The past two Heisman’s have been awarded to Oklahoma quarterbacks (Baker Mayfield in 2017 and Kyler Murray in 2018), and Hurts is vying to become an unprecedented third consecutive Sooner quarterback, and fifth in 16 years, to win college football’s most prestigious individual award. Jason White won the Heisman in 2003 and Sam Bradford won the award in 2008).

Oklahoma Sooners Football
Oklahoma Sooners Football /

Oklahoma Sooners Football

When you compare Hurts’ performance so far this season with the numbers of the four previous Sooner QBs through the first three games in their Heisman seasons, the former Alabama quarterback’s statistical lines clearly stand out. Through the first three games, Hurts’ numbers are better than the other four in seven statistical measures: completion percentage (80.3), yards per pass attempt (14.4), quarterback rating (250.2), rushing yards per game (124.3), rushing TDs (4), total offense (1,253) and total TDs (13).

The only categories where Hurts’ three-game numbers were not the highest were total passing yards (Baker Mayfield had 1,046), passing yards per game (again, Baker Mayfield was best with a 348.7 average) and passing TDs/Int. ratio ( Baker Mayfield, 10/0; although Hurts is 9/0 through three games).
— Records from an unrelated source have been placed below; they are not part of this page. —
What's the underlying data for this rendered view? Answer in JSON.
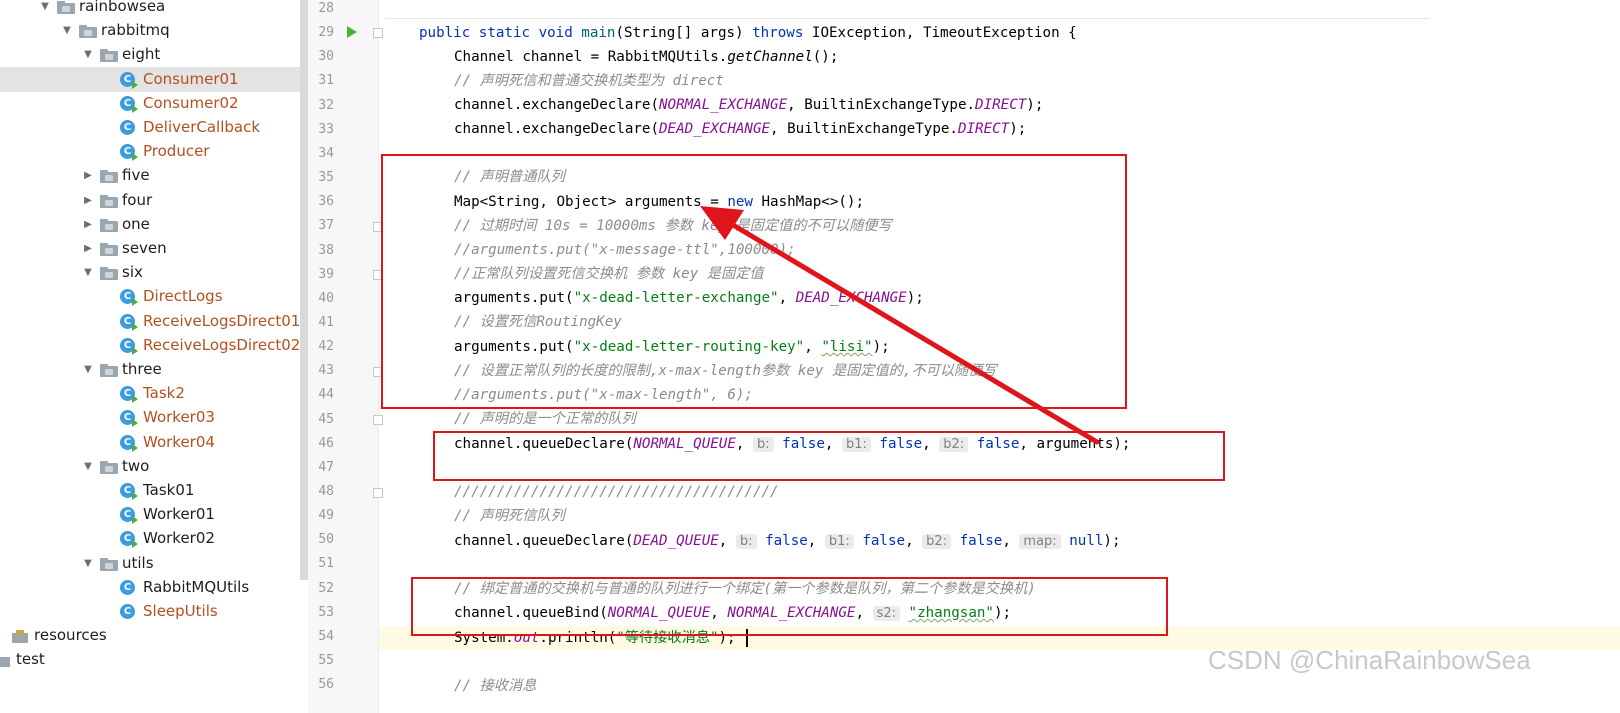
{
  "project_tree": {
    "nodes": [
      {
        "label": "rainbowsea",
        "kind": "package",
        "expanded": true
      },
      {
        "label": "rabbitmq",
        "kind": "package",
        "expanded": true
      },
      {
        "label": "eight",
        "kind": "package",
        "expanded": true
      },
      {
        "label": "Consumer01",
        "kind": "class-runnable",
        "modified": true,
        "selected": true
      },
      {
        "label": "Consumer02",
        "kind": "class-runnable",
        "modified": true
      },
      {
        "label": "DeliverCallback",
        "kind": "class",
        "modified": true
      },
      {
        "label": "Producer",
        "kind": "class-runnable",
        "modified": true
      },
      {
        "label": "five",
        "kind": "package",
        "expanded": false
      },
      {
        "label": "four",
        "kind": "package",
        "expanded": false
      },
      {
        "label": "one",
        "kind": "package",
        "expanded": false
      },
      {
        "label": "seven",
        "kind": "package",
        "expanded": false
      },
      {
        "label": "six",
        "kind": "package",
        "expanded": true
      },
      {
        "label": "DirectLogs",
        "kind": "class-runnable",
        "modified": true
      },
      {
        "label": "ReceiveLogsDirect01",
        "kind": "class-runnable",
        "modified": true
      },
      {
        "label": "ReceiveLogsDirect02",
        "kind": "class-runnable",
        "modified": true
      },
      {
        "label": "three",
        "kind": "package",
        "expanded": true
      },
      {
        "label": "Task2",
        "kind": "class-runnable",
        "modified": true
      },
      {
        "label": "Worker03",
        "kind": "class-runnable",
        "modified": true
      },
      {
        "label": "Worker04",
        "kind": "class-runnable",
        "modified": true
      },
      {
        "label": "two",
        "kind": "package",
        "expanded": true
      },
      {
        "label": "Task01",
        "kind": "class-runnable",
        "modified": false
      },
      {
        "label": "Worker01",
        "kind": "class-runnable",
        "modified": false
      },
      {
        "label": "Worker02",
        "kind": "class-runnable",
        "modified": false
      },
      {
        "label": "utils",
        "kind": "package",
        "expanded": true
      },
      {
        "label": "RabbitMQUtils",
        "kind": "class",
        "modified": false
      },
      {
        "label": "SleepUtils",
        "kind": "class",
        "modified": true
      },
      {
        "label": "resources",
        "kind": "resources"
      },
      {
        "label": "test",
        "kind": "test"
      }
    ],
    "class_icon_letter": "C"
  },
  "editor": {
    "line_numbers": [
      "28",
      "29",
      "30",
      "31",
      "32",
      "33",
      "34",
      "35",
      "36",
      "37",
      "38",
      "39",
      "40",
      "41",
      "42",
      "43",
      "44",
      "45",
      "46",
      "47",
      "48",
      "49",
      "50",
      "51",
      "52",
      "53",
      "54",
      "55",
      "56"
    ],
    "current_line": "54",
    "code": {
      "l29": {
        "a": "public static void ",
        "b": "main",
        "c": "(String[] args) ",
        "d": "throws",
        "e": " IOException, TimeoutException {"
      },
      "l30": {
        "a": "Channel channel = RabbitMQUtils.",
        "b": "getChannel",
        "c": "();"
      },
      "l31": "// 声明死信和普通交换机类型为 direct",
      "l32": {
        "a": "channel.exchangeDeclare(",
        "b": "NORMAL_EXCHANGE",
        "c": ", BuiltinExchangeType.",
        "d": "DIRECT",
        "e": ");"
      },
      "l33": {
        "a": "channel.exchangeDeclare(",
        "b": "DEAD_EXCHANGE",
        "c": ", BuiltinExchangeType.",
        "d": "DIRECT",
        "e": ");"
      },
      "l35": "// 声明普通队列",
      "l36": {
        "a": "Map<String, Object> arguments = ",
        "b": "new",
        "c": " HashMap<>();"
      },
      "l37": "// 过期时间 10s = 10000ms 参数 key 是固定值的不可以随便写",
      "l38": "//arguments.put(\"x-message-ttl\",100000);",
      "l39": "//正常队列设置死信交换机 参数 key 是固定值",
      "l40": {
        "a": "arguments.put(",
        "b": "\"x-dead-letter-exchange\"",
        "c": ", ",
        "d": "DEAD_EXCHANGE",
        "e": ");"
      },
      "l41": "// 设置死信RoutingKey",
      "l42": {
        "a": "arguments.put(",
        "b": "\"x-dead-letter-routing-key\"",
        "c": ", ",
        "d": "\"lisi\"",
        "e": ");"
      },
      "l43": "// 设置正常队列的长度的限制,x-max-length参数 key 是固定值的,不可以随便写",
      "l44": "//arguments.put(\"x-max-length\", 6);",
      "l45": "// 声明的是一个正常的队列",
      "l46": {
        "a": "channel.queueDeclare(",
        "b": "NORMAL_QUEUE",
        "c": ", ",
        "h1": "b:",
        "v1": "false",
        "s1": ", ",
        "h2": "b1:",
        "v2": "false",
        "s2": ", ",
        "h3": "b2:",
        "v3": "false",
        "e": ", arguments);"
      },
      "l48": "//////////////////////////////////////",
      "l49": "// 声明死信队列",
      "l50": {
        "a": "channel.queueDeclare(",
        "b": "DEAD_QUEUE",
        "c": ", ",
        "h1": "b:",
        "v1": "false",
        "s1": ", ",
        "h2": "b1:",
        "v2": "false",
        "s2": ", ",
        "h3": "b2:",
        "v3": "false",
        "s3": ", ",
        "h4": "map:",
        "v4": "null",
        "e": ");"
      },
      "l52": "// 绑定普通的交换机与普通的队列进行一个绑定(第一个参数是队列，第二个参数是交换机)",
      "l53": {
        "a": "channel.queueBind(",
        "b": "NORMAL_QUEUE",
        "c": ", ",
        "d": "NORMAL_EXCHANGE",
        "e": ", ",
        "h1": "s2:",
        "f": "\"zhangsan\"",
        "g": ");"
      },
      "l54": {
        "a": "System.",
        "b": "out",
        "c": ".println(",
        "d": "\"等待接收消息\"",
        "e": ");"
      },
      "l56": "// 接收消息"
    }
  },
  "annotations": {
    "box_color": "#e0151b",
    "arrow_color": "#e0151b"
  },
  "watermark": "CSDN @ChinaRainbowSea",
  "colors": {
    "keyword": "#0033b3",
    "comment": "#8c8c8c",
    "string": "#067d17",
    "constant": "#871094",
    "modified_file": "#b3501f",
    "current_line_bg": "#fffae3"
  }
}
It shouldn’t really be a surprise that Jalen Hurts is putting up the numbers he is at Oklahoma given his physical skills and experience. After all, he was 26-2 as the starting quarterback at Alabama and played in the College Football Playoff National Championship all three seasons he was there, starting in two of them. He was the first freshman quarterback to start a game under head coach Nick Saban, and he was named SEC Freshman of the Year and a freshman All-American that season (2016).

Oklahoma begins Big 12 play this weekend. It will be interesting to see how Hurts progresses from this point forward, with the level of competition expected to become stronger. One thing is for certain: Lincoln Riley has full confidence in his quarterback, but he also knows he wants to and needs to get better in some areas.

"“The stuff we’ve displayed, that’s not complete football,” Hurts said after the Sooners’ 34-point win over UCLA. “That’s not what we want to do. We can be better.”"

That’s the kind of player and person he is. He knows that good simply isn’t good enough when the going gets tougher, which it will now that the schedule has crossed over into Big 12 play. And Hurts should know, having played in plenty of big games and on plenty of big stages over the past three seasons.

Whether or not he goes on to win the Heisman this season, Hurts’ leadership — he was voted one of four teams captains by his teammates, despite this being his only season at OU —  and commitment to continued improvement, combined with his can-do, never-quit attitude, are competitive advantages he brings to Oklahoma in the quarterback’s role that could be just what the Sooners need to get past the national semifinal round for the first time in the last three seasons and into the national championship game.